“We could hear them shouting – our only access was through the buildings either side. We couldn’t pinpoint their location.
“We had to take a chance and pick a place to break through… an unusual way to start the rescue.”
He said he was amazed by the woman who needed next-to-no medical assistance, and that her “strength and resilience was second to none”.
The man, he said, had suspected pelvic injuries.
“We have moments of joy for those that are reunited with families but there’s also grief,” he said.
“It’s an emotional rollercoaster. It’s incredibly difficult to describe. Until you experience it that’s when you can only validate those feelings.”
The death toll for those that have died in the earthquakes in Turkey and Syria in just one week has passed 33,000.
Mr Irving said the devastation to the high-rise buildings that have collapsed is “profound”, adding: “It’s just something I’ve never seen in my life.”

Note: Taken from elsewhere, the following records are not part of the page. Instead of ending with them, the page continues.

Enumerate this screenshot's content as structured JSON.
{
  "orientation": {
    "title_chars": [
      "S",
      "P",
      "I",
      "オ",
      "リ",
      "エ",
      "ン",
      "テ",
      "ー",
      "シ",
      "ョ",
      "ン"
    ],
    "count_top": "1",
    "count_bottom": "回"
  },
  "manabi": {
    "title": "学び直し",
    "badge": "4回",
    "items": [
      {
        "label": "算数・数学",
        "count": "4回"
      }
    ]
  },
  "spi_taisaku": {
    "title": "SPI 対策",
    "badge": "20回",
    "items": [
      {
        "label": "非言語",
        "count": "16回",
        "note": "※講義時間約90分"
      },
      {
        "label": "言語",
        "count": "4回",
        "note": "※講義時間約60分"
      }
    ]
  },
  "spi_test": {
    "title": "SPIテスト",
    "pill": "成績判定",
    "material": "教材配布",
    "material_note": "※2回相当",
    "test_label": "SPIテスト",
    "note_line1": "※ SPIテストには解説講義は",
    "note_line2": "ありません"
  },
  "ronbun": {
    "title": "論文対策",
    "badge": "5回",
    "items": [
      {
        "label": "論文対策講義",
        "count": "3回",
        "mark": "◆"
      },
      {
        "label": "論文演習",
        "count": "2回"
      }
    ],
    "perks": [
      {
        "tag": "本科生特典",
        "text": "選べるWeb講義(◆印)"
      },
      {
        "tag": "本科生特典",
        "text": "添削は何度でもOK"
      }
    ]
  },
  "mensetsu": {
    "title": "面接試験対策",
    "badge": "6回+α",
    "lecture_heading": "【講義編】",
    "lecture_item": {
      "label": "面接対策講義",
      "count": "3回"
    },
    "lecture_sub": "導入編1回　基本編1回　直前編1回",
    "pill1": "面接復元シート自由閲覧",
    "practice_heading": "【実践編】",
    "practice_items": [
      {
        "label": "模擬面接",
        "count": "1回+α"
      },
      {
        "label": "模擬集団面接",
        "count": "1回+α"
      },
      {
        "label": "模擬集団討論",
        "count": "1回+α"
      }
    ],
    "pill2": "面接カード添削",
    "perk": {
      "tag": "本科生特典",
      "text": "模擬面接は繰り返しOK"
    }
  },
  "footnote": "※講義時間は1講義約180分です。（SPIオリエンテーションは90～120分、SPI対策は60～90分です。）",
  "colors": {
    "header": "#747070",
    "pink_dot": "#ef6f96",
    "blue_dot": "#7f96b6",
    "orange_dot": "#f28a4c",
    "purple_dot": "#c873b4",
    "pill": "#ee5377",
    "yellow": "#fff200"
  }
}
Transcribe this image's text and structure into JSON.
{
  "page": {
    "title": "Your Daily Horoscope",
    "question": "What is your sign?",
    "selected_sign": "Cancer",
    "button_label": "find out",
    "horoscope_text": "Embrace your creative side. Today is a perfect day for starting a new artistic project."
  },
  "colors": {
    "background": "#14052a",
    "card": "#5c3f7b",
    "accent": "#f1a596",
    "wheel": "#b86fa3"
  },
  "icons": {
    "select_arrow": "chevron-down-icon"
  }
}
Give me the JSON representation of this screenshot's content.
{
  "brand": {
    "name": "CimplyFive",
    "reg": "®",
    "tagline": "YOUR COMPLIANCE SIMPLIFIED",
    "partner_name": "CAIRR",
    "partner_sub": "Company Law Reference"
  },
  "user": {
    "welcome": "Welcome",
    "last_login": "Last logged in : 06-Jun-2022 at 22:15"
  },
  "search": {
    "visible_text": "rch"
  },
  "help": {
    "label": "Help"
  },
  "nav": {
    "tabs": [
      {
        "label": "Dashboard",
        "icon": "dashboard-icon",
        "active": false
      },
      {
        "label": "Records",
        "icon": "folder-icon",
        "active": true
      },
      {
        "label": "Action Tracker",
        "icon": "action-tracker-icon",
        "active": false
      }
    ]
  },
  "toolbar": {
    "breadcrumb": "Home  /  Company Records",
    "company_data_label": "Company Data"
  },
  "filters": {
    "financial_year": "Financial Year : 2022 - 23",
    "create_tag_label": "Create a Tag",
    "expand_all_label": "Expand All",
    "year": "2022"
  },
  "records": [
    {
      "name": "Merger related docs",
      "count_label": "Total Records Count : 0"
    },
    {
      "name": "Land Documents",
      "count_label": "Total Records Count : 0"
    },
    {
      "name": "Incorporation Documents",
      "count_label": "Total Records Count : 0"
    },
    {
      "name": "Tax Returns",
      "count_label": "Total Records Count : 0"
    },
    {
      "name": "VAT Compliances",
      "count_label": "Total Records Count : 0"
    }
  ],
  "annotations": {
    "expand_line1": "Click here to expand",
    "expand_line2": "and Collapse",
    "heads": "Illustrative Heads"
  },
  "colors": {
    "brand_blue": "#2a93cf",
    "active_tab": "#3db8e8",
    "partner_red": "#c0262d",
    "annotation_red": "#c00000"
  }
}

Officials in Turkey say 113 arrest warrants have been issued in connection with the construction of buildings that collapsed in Monday’s earthquake.